# Definite Integrals

### Example 1

Let *R* be the area between the graph of *f* ( *x* ) = *x*^{2} + 1 and the *x*-axis on the interval [0,4].

- Draw
*R*and the 8 rectangles that result from using a Left-Hand Sum with 8 sub-intervals to approximate the area of*R*.

- Use the Left-Hand sum with 8 sub-intervals to approximate the area of
*R*(you might want a calculator).

### Example 2

- Let
*S*be the area between the graph of*y*=*f**x*^{x}and the x-axis on the interval [1,6].

- Draw
*S*.

- Use a Left-Hand Sum with 2 subintervals to approximate the area of
*S*. Draw*S*and the rectangles used in this Left-Hand Sum on the same graph.

- Use a Left-Hand Sum with 5 subintervals to approximate the area of
*S*. Draw*S*and the rectangles used in this Left-Hand Sum on the same graph.

- Are your approximations in parts (b) and (c) bigger or smaller than the actual area of
*S*?

### Example 3

- Let
*W*be the area between the graph of and the x-axis on the interval [1,4].

- Draw
*W*.

- Use a Left-Hand Sum with 3 subintervals to approximate the area of
*W*. Draw*W*and the rectangles used in this Left-Hand Sum on the same graph.

- Use a Left-Hand Sum with 6 subintervals to approximate the area of
*W*. Draw*W*and the rectangles used in this Left-Hand Sum on the same graph.

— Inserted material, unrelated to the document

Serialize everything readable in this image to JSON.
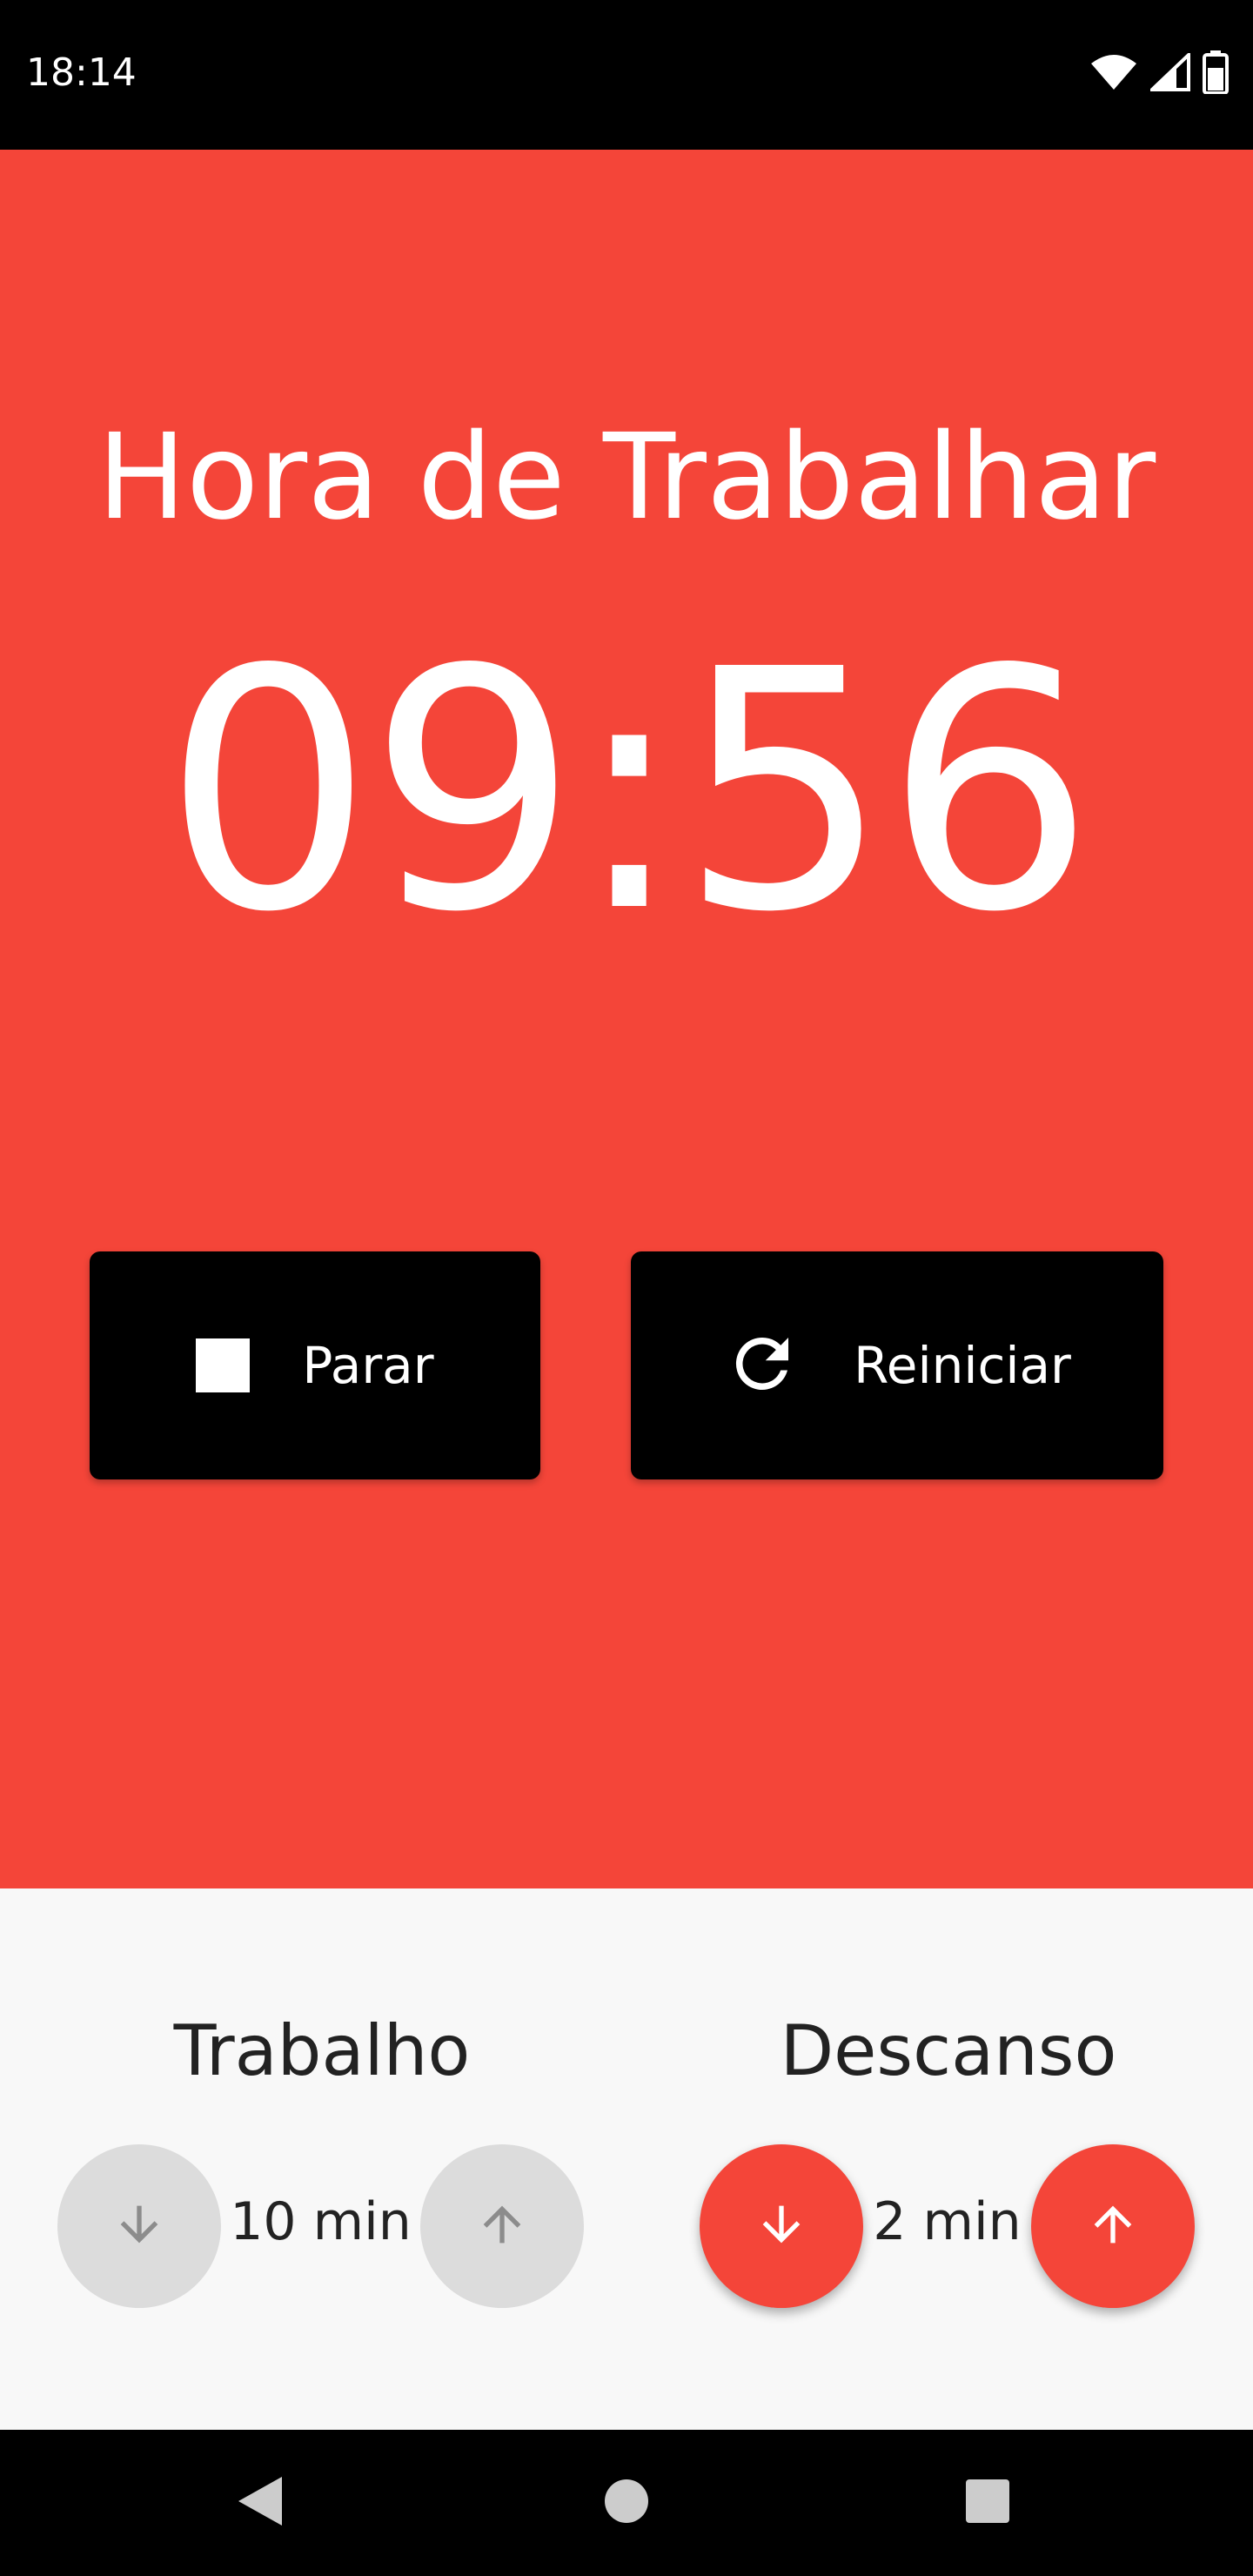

- Are your approximations in parts (b) and (c) bigger or smaller than the actual area of
*W*?

### Example 4

- The table below shows some values of the increasing function
*f*(*x*).

- Use a left-hand sum with one sub-interval to estimate the area between the graph of
*f*and the*x*-axis on the interval [2,8].

- Use a left-hand sum with three sub-intervals to estimate the area between the graph of
*f*and the*x*-axis on the interval [2,8].

- Are your answers in (a) and (b) over- or under-estimates of the actual area between the graph of
*f*and the*x*-axis on the interval [2,8]?

### Example 5

- Some values of the decreasing function
*g*are given in the table below:

- Use a left-hand sum with 3 sub-intervals to estimate the area between the graph of
*g*and the*x*-axis on the interval [-1,2].

- Use a left-hand sum with 2 sub-intervals to estimate the area between the graph of
*g*and the*x*-axis on the interval [-1,2].

- Are your answers in (a) and (b) over- or under-estimates for the actual area between the graph of g and the
*x*-axis on the interval [-1,2]?

### Example 6

- Let
*f*(*x*) =*x*^{2}+ 6*x*+ 9. Use a left-hand sum with 6 sub-intervals to estimate the area between the graph of*f*and the*x*-axis on the interval [-6,-3].

### Example 7

- Let
*f*(*x*) = -*x*^{2}+ 2*x*+ 8. Use a left-hand sum with 8 sub-intervals to estimate the area between the graph of*f*and the*x*-axis on the interval [0,4].

### Example 8

Let *g* be a function with values given by the table below.

Use a left-hand sum with 3 sub-intervals to estimate the area between the graph of *g* and the *x*-axis on the interval
[0,12].

### Example 9

Let *h* be a function with values given by the table below. Use a left-hand sum with 9 sub-intervals to estimate the area between the graph of *h* and the *x*-axis on the interval [-9,9].

### Example 10

The function *f* ( *x* ) on the interval [0,30] is graphed below. Use a left-hand sum with 3 sub-intervals to estimate the area between the graph of *f* and the *x*-axis on this interval.

### Example 11

Use a left-hand sum with the sub-intervals indicated by the data in the table to estimate the area between the graph of *f* and the *x*-axis on the interval [-10,1].

### Example 12

Use a left-hand sum with the sub-intervals indicated by the data in the table to estimate the area between the graph of *g* and the *x*-axis on the interval [0,5π].

### Example 13

Use a left-hand sum to estimate the area between the graph of *h* and the *x*-axis on the interval [2,7].